For me Tai Chi is a daily journey of self-discipline, self-realisation and self-understanding. Like the movements of Tai Chi, once you set off on the path, there are no beginnings or ends it is a perpetual motion.

I make no secret of the fact that I suffer from depression on a frequent basis and that being physical is my way of coping. Those that know me are well aware that I like to throw the weights around but that can do more harm to my mental state at times and this is where Tai Chi plays its hand. The movement is soft, gentle, healing and at the same time grounding. But to really reap the benefits it must be practiced daily (understand no two days are ever the same).

If for any reason I end up missing a session of self-practice my mental health can suffer quite dramatically, upsetting my balance.

While the world around me turns to chaos one certainty is the peace of mind I will find through training.

The bottom line is that Tai Chi is a mind and body exercise encompassing martial arts and meditation. With its flowing movement and postures it promotes

  • awareness of the mind
  • breath
  • balance
  • coordination
  • relaxation
  • health
  • mind, body and spirt
  • flexibility

These are just a few of its benefits. Studies have shown the potential for Tai Chi as an aid for fighting depression and anxiety amongst other illnesses.  

Tai Chi may help reduce stress, anxiety and depression

Wang and her colleagues found that practicing Tai Chi was associated with reduced stress, anxiety, depression and mood disturbance, and increased self-esteem.

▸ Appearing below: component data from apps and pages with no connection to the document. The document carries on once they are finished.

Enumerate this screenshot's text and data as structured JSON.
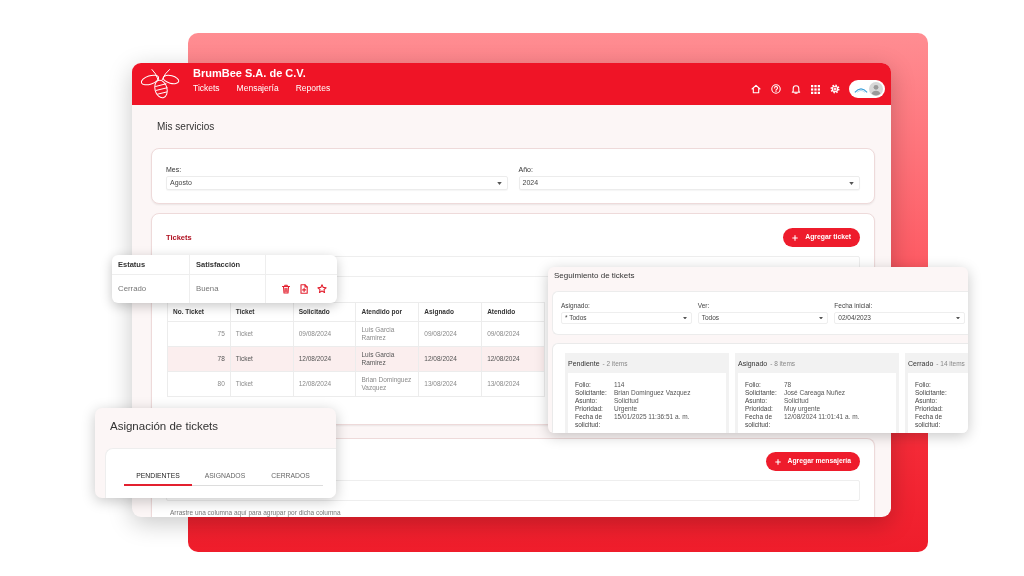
{
  "app": {
    "title": "BrumBee S.A. de C.V.",
    "nav": [
      {
        "label": "Tickets",
        "selected": false
      },
      {
        "label": "Mensajería",
        "selected": false
      },
      {
        "label": "Reportes",
        "selected": false
      }
    ]
  },
  "page_title": "Mis servicios",
  "filters": [
    {
      "label": "Mes:",
      "value": "Agosto"
    },
    {
      "label": "Año:",
      "value": "2024"
    }
  ],
  "tickets": {
    "title": "Tickets",
    "add_button": "Agregar ticket",
    "columns": [
      "No. Ticket",
      "Ticket",
      "Solicitado",
      "Atendido por",
      "Asignado",
      "Atendido"
    ],
    "rows": [
      {
        "selected": false,
        "cells": [
          "75",
          "Ticket",
          "09/08/2024",
          "Luis Garcia Ramirez",
          "09/08/2024",
          "09/08/2024"
        ]
      },
      {
        "selected": true,
        "cells": [
          "78",
          "Ticket",
          "12/08/2024",
          "Luis Garcia Ramirez",
          "12/08/2024",
          "12/08/2024"
        ]
      },
      {
        "selected": false,
        "cells": [
          "80",
          "Ticket",
          "12/08/2024",
          "Brian Dominguez Vazquez",
          "13/08/2024",
          "13/08/2024"
        ]
      }
    ]
  },
  "messaging": {
    "add_button": "Agregar mensajería",
    "hint": "Arrastre una columna aquí para agrupar por dicha columna"
  },
  "status_card": {
    "columns": [
      "Estatus",
      "Satisfacción"
    ],
    "cells": [
      "Cerrado",
      "Buena"
    ]
  },
  "tracking": {
    "title": "Seguimiento de tickets",
    "filters": [
      {
        "label": "Asignado:",
        "value": "* Todos"
      },
      {
        "label": "Ver:",
        "value": "Todos"
      },
      {
        "label": "Fecha inicial:",
        "value": "02/04/2023"
      }
    ],
    "lanes": [
      {
        "name": "Pendiente",
        "count": "- 2 items",
        "fields": [
          {
            "label": "Folio:",
            "value": "114"
          },
          {
            "label": "Solicitante:",
            "value": "Brian Dominguez Vazquez"
          },
          {
            "label": "Asunto:",
            "value": "Solicitud"
          },
          {
            "label": "Prioridad:",
            "value": "Urgente"
          },
          {
            "label": "Fecha de solicitud:",
            "value": "15/01/2025 11:36:51 a. m."
          }
        ]
      },
      {
        "name": "Asignado",
        "count": "- 8 items",
        "fields": [
          {
            "label": "Folio:",
            "value": "78"
          },
          {
            "label": "Solicitante:",
            "value": "José Careaga Nuñez"
          },
          {
            "label": "Asunto:",
            "value": "Solicitud"
          },
          {
            "label": "Prioridad:",
            "value": "Muy urgente"
          },
          {
            "label": "Fecha de solicitud:",
            "value": "12/08/2024 11:01:41 a. m."
          }
        ]
      },
      {
        "name": "Cerrado",
        "count": "- 14 items",
        "fields": [
          {
            "label": "Folio:"
          },
          {
            "label": "Solicitante:"
          },
          {
            "label": "Asunto:"
          },
          {
            "label": "Prioridad:"
          },
          {
            "label": "Fecha de solicitud:"
          }
        ]
      }
    ]
  },
  "assignment": {
    "title": "Asignación de tickets",
    "tabs": [
      {
        "label": "PENDIENTES",
        "selected": true
      },
      {
        "label": "ASIGNADOS",
        "selected": false
      },
      {
        "label": "CERRADOS",
        "selected": false
      }
    ]
  }
}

Tai Chi is a gentle martial art form that promotes both mental and physical wellbeing. Daily practice alongside Qi Gung can have a profound effect on how you live your daily life, the way in which you move, and how you cope with demanding situations. Your outlook on life will change for the better but only through diligent daily practice.

Be kind and gentle to yourself and the world around you

If you want to know more about Tai Chi and take part in a session the contact www.PaulCollinsFitness.co.uk